Below is a block of records; return all of them exactly, but without the images.

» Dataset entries

========================================

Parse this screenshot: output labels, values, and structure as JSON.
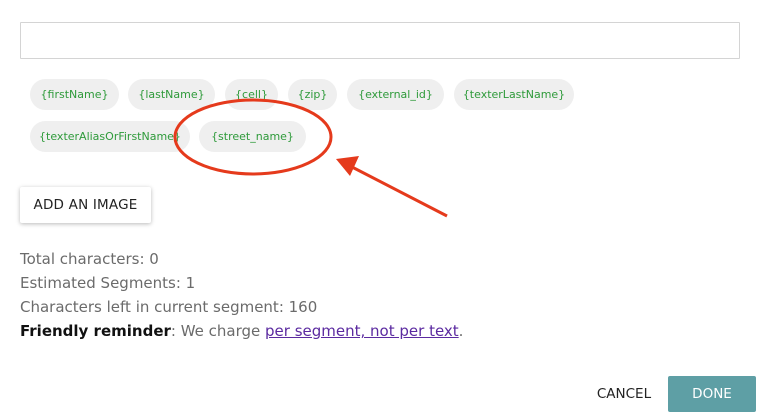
{
  "message_input": {
    "value": "",
    "placeholder": ""
  },
  "variables": {
    "chips": [
      "{firstName}",
      "{lastName}",
      "{cell}",
      "{zip}",
      "{external_id}",
      "{texterLastName}",
      "{texterAliasOrFirstName}",
      "{street_name}"
    ]
  },
  "add_image_label": "ADD AN IMAGE",
  "stats": {
    "total_characters": "Total characters: 0",
    "estimated_segments": "Estimated Segments: 1",
    "chars_left": "Characters left in current segment: 160"
  },
  "reminder": {
    "label": "Friendly reminder",
    "text": ": We charge ",
    "link": "per segment, not per text",
    "end": "."
  },
  "actions": {
    "cancel": "CANCEL",
    "done": "DONE"
  },
  "colors": {
    "chip_text": "#2e9a3a",
    "chip_bg": "#efefef",
    "done_bg": "#5e9fa5",
    "annotation_red": "#e53a1c",
    "link": "#5b2aa0"
  }
}
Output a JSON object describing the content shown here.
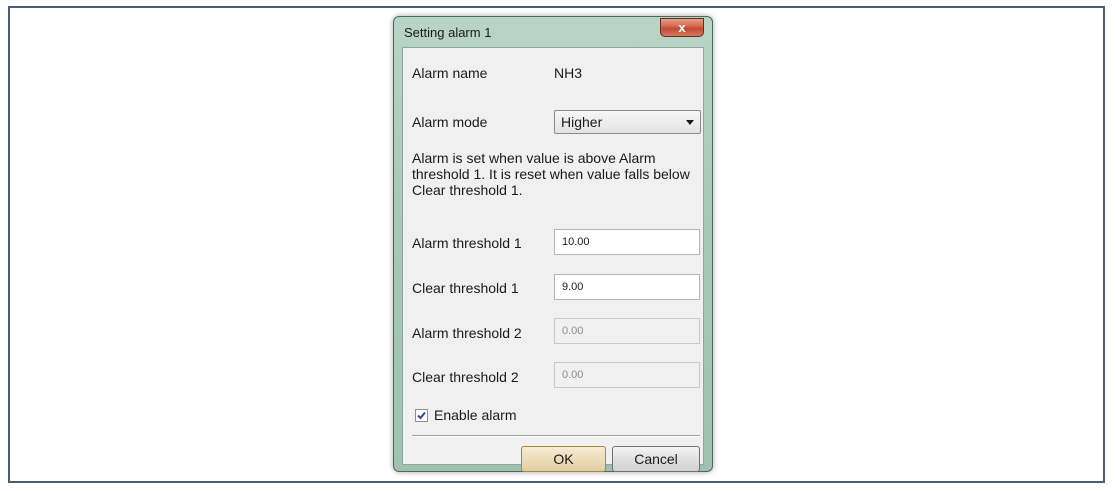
{
  "dialog": {
    "title": "Setting alarm 1",
    "close_label": "x"
  },
  "fields": {
    "alarm_name_label": "Alarm name",
    "alarm_name_value": "NH3",
    "alarm_mode_label": "Alarm mode",
    "alarm_mode_selected": "Higher",
    "description": "Alarm is set when value is above Alarm threshold 1. It is reset when value falls below Clear threshold 1.",
    "alarm_threshold_1_label": "Alarm threshold 1",
    "alarm_threshold_1_value": "10.00",
    "clear_threshold_1_label": "Clear threshold 1",
    "clear_threshold_1_value": "9.00",
    "alarm_threshold_2_label": "Alarm threshold 2",
    "alarm_threshold_2_value": "0.00",
    "clear_threshold_2_label": "Clear threshold 2",
    "clear_threshold_2_value": "0.00",
    "enable_alarm_label": "Enable alarm",
    "enable_alarm_checked": true
  },
  "buttons": {
    "ok_label": "OK",
    "cancel_label": "Cancel"
  },
  "icons": {
    "close": "close-icon",
    "dropdown": "chevron-down-icon",
    "check": "checkmark-icon"
  },
  "colors": {
    "window_frame": "#a9c9b8",
    "close_button": "#c14a33",
    "default_button": "#ecdcb8"
  }
}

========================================

» Response to the task
Parse this screenshot: output labels, values, and structure as JSON.
{
  "message_input": {
    "value": "",
    "placeholder": ""
  },
  "variables": {
    "chips": [
      "{firstName}",
      "{lastName}",
      "{cell}",
      "{zip}",
      "{external_id}",
      "{texterLastName}",
      "{texterAliasOrFirstName}",
      "{street_name}"
    ]
  },
  "add_image_label": "ADD AN IMAGE",
  "stats": {
    "total_characters": "Total characters: 0",
    "estimated_segments": "Estimated Segments: 1",
    "chars_left": "Characters left in current segment: 160"
  },
  "reminder": {
    "label": "Friendly reminder",
    "text": ": We charge ",
    "link": "per segment, not per text",
    "end": "."
  },
  "actions": {
    "cancel": "CANCEL",
    "done": "DONE"
  },
  "colors": {
    "chip_text": "#2e9a3a",
    "chip_bg": "#efefef",
    "done_bg": "#5e9fa5",
    "annotation_red": "#e53a1c",
    "link": "#5b2aa0"
  }
}
Output a JSON object describing the content shown here.
{
  "dialog": {
    "title": "Setting alarm 1",
    "close_label": "x"
  },
  "fields": {
    "alarm_name_label": "Alarm name",
    "alarm_name_value": "NH3",
    "alarm_mode_label": "Alarm mode",
    "alarm_mode_selected": "Higher",
    "description": "Alarm is set when value is above Alarm threshold 1. It is reset when value falls below Clear threshold 1.",
    "alarm_threshold_1_label": "Alarm threshold 1",
    "alarm_threshold_1_value": "10.00",
    "clear_threshold_1_label": "Clear threshold 1",
    "clear_threshold_1_value": "9.00",
    "alarm_threshold_2_label": "Alarm threshold 2",
    "alarm_threshold_2_value": "0.00",
    "clear_threshold_2_label": "Clear threshold 2",
    "clear_threshold_2_value": "0.00",
    "enable_alarm_label": "Enable alarm",
    "enable_alarm_checked": true
  },
  "buttons": {
    "ok_label": "OK",
    "cancel_label": "Cancel"
  },
  "icons": {
    "close": "close-icon",
    "dropdown": "chevron-down-icon",
    "check": "checkmark-icon"
  },
  "colors": {
    "window_frame": "#a9c9b8",
    "close_button": "#c14a33",
    "default_button": "#ecdcb8"
  }
}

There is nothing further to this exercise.